For nearly two months, US Navy ships and aircraft carriers have been training with British, Japanese, and Australian navies. The collaboration will develop interoperability and create a show of force to China.
Last month, the three countries teamed up for an immense training exercise in the Western Pacific. The exercise joined the US Navy’s USS Ronald Reagan and USS Carl Vinson with the UK’s HMS Queen Elizabeth and Japan’s JS Ise.
A few weeks later, they joined Royal Australian Navy ships in the eastern Indian Ocean. Then in November, the navies moved into the South China Sea.
“All four participating nations have enduring interests in the security, stability, and well-being of the Indo-Pacific region,” Rear Adm. Dan Martin said in a statement. “We will continue to fine-tune our collective assets – speed, precision, lethality – in order to maximize our warfighting proficiency with our regional trusted partners.”
Task Force 71 spokesperson Lt. Cmdr. Joe Keiley told the Navy Times that the November exercises trained the U.S. and Japanese navies to track submarines together.

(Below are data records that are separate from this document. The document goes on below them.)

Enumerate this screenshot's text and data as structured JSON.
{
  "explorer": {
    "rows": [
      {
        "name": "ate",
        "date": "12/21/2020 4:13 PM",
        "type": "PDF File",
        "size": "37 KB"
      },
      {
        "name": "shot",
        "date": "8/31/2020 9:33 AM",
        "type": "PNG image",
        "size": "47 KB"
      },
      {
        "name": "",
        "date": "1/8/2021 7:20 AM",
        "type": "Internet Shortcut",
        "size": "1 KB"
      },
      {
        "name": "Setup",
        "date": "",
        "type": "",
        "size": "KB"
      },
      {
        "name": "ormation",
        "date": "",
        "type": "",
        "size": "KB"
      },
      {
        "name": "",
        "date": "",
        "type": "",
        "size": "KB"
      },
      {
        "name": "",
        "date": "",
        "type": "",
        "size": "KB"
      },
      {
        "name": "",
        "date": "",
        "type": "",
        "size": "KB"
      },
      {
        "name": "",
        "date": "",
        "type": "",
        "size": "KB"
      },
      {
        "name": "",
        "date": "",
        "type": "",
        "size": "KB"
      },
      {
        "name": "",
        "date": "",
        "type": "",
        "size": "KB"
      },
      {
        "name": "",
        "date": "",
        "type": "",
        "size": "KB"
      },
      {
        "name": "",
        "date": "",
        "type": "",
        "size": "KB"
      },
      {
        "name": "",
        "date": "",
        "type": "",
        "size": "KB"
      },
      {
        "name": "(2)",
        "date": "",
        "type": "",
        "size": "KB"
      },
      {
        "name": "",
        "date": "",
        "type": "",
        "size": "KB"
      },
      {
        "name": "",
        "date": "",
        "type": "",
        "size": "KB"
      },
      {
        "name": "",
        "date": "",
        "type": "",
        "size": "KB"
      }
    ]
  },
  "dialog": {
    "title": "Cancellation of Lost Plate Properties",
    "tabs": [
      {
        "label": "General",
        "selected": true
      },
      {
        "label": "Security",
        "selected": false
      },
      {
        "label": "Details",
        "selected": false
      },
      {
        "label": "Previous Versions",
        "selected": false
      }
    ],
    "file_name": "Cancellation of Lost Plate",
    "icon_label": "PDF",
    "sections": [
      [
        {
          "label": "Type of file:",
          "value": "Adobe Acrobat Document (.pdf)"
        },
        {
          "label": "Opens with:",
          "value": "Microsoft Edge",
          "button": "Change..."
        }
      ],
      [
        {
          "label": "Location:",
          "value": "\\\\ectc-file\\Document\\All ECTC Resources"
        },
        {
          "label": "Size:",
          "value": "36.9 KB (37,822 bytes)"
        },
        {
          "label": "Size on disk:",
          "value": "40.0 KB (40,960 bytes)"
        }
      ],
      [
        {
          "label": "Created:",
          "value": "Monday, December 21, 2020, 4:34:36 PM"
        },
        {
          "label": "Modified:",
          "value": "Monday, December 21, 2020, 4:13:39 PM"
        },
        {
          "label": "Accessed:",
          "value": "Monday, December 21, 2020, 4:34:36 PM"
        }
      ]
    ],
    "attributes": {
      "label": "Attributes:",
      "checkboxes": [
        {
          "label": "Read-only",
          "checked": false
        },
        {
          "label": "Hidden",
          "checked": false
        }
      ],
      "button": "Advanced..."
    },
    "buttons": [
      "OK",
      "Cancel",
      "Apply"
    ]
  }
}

“This was another opportunity to train and exercise together to improve interoperability and strengthen our capabilities. And [it] was not conducted in response to any specific event. Over several days, USS Milius and the P-8 were the only U.S. units that participated,” he wrote in an email.
The US Navy is Demonstrating a Show of Power
The demonstration will also show an increase in unity and power to China. According to Rear Adm. Jeffrey Jablon, the country has four ballistic missile submarines. It also has 50 diesel-electric attack submarines. And Jablon wants to face those threats “with a sense of urgency.”
“The exercise that we conducted with JMSDF demonstrated that we are fully capable of integration between our two nations,” he said. “I believe this sets us up for an increase in lethality and prepares us to face any future challenges our two countries may face together.”
However, despite the tensions with China, the training exercises are actually common for the United States.
“The U.S. Navy routinely conducts integrated training operations with its international partners to demonstrate our commitment and investment in the Indo-Pacific region. In addition to preserving rules-based international order in the global maritime commons, the U.S. Navy’s unwavering pledge to maritime security in the Indo-Pacific is critical to international trade and commerce.”
The drills show a concerted effort to develop interoperability among navies with carrier capabilities and is likely meant as a demonstration to China as it continues to increase its own naval power.
The drills are only parts of long deployments by ships of all three navies.